early intimates affected him deeply. At last, of those men- 
tioned iu his notes of travel, and whose photographs hung on 
the walls of that room in the Walnut St. house which was 
the favorite retreat of his later years, one only survived, — 
Charles Tliorndike, his classmate and lifelong friend. Mr. 
Winthrop's existence thus became more and more solitary and 
self-centred. He yielded to the inclination. For nearly a 
score of years the Historical Society supplied him with an 
interest and his interest gave no indication of abatement up 
to our removal from the Tremont Street building and its 
immediate proximity to the grave of Governor John Winthrop 
to our present Fenway habitation. That was in 1899. In 
the transfer Mr. Winthrop acquiesced. He saw that the 
time for it had come ; but unfortunately, so far as the Society 
was concerned, he seemed to have concluded that his time 
had come also. Though after our removal an occasional 
visitor at the building, he ceased to take part in our meet- 
ings. His presence was greatly missed. For years he had 
not only communicated frequent papers, but he had been 
prominent in our discussions; and, as was truly remarked 
here at the meeting following his death, it was curious to 
see how, when he took the floor, the Society, however somno- 
lently inclined before, invariably became animated and ex- 
pectajit. Any atmosphere of indifference or tedium at once 
was dispelled. He also for many years, especially during the 
presidency of Dr. Ellis, interested himself greatly in the 
Society's affairs and influenced its policy, usually for the better. 


His great mistake was in not altogether identifying himself 
with it ; for his so doing would certainly have increased his own 
happiness, added largely to his usefulness, and probably have 
prolonged his life. It would also have benefited the Society. 
On the death of Dr. Ellis (1894) Mr. Winthrop ought to 
have succeeded to the chair his grandfather and father had 
occupied. That he should consent so to do was urged upon 
him, not least by the writer of this sketch. He wholly de- 
clined to consider the proposition ; and, when the younger 
Robert C. Winthrop had made up his mind on any subject, 
especially one concerning himself, he was distinctly the re- 
verse of amenable to suggestions of change. But had he in 
this case been willing to accept the chair which would gladly 
have been proffered him, and then occupied himself actively 
in re-editing his first Massachusetts ancestor's journal, and 
publishing the family papers, he would have rendered his 
later years far happier while making a notable contribution 
to history. He had the ability ; he had the culture ; he had 
the material, and the means to use it ; unfortunately he 
lacked both ambition and incentive. 

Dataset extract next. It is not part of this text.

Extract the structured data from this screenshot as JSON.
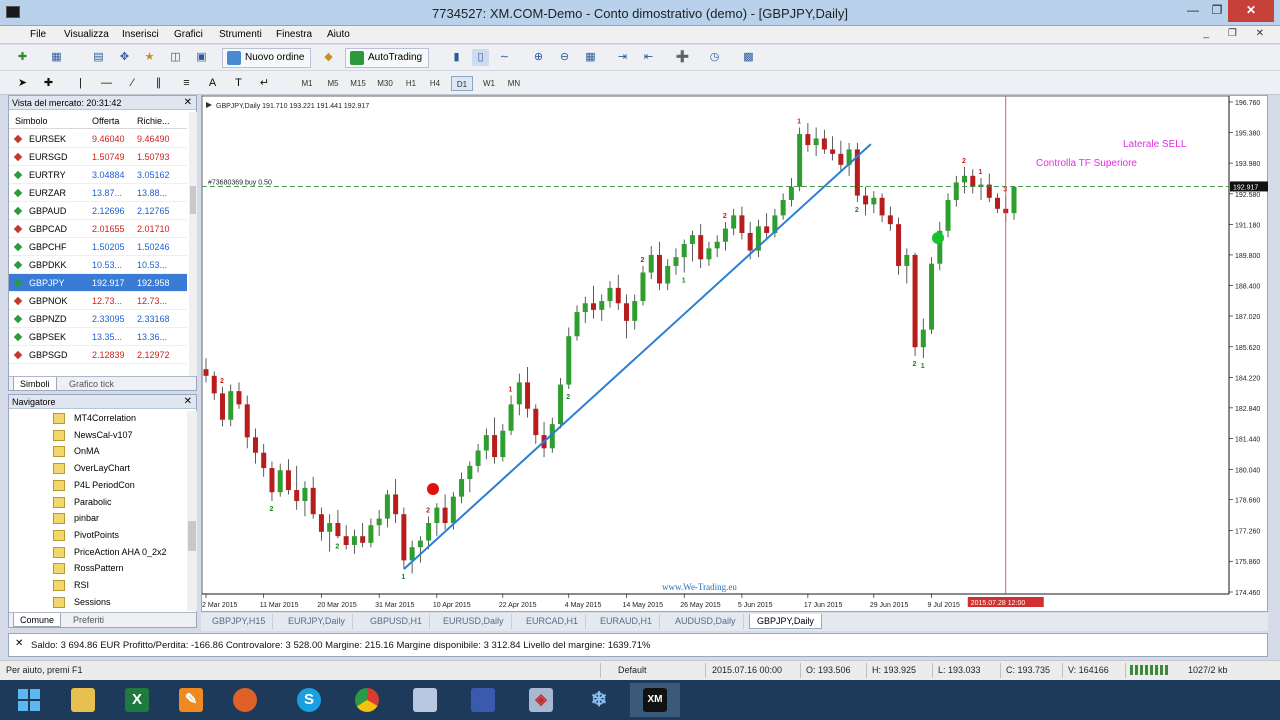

Dying at his house in Boston on Monday, June 5, 1905, Mr. 
"Winthrop was buried the succeeding Friday from the St. 
John's Memorial Chapel of the Episcopal Theological School 
at Cambridge, erected by his father-in-law, Robert M. Mason, 
in memory of his wife and children. It was also character- 
istic of Mr. Winthrop that he gave detailed directions as to 
the exercises on the occasion, specifying as a hymn the English 
rendering of the Dies tree, dies ilia, — " Oh ! day of wrath, 
oh! dreadful day." He left a widow and three children, one 
son and two daughters: but, for the first time since the organ- 
ization of this Society on the 24th of January, 1791, the name 
of Winthrop ceased to appear on its roll. In the case of no 
other family had membership been both original and unbroken. 



013 789 015 A »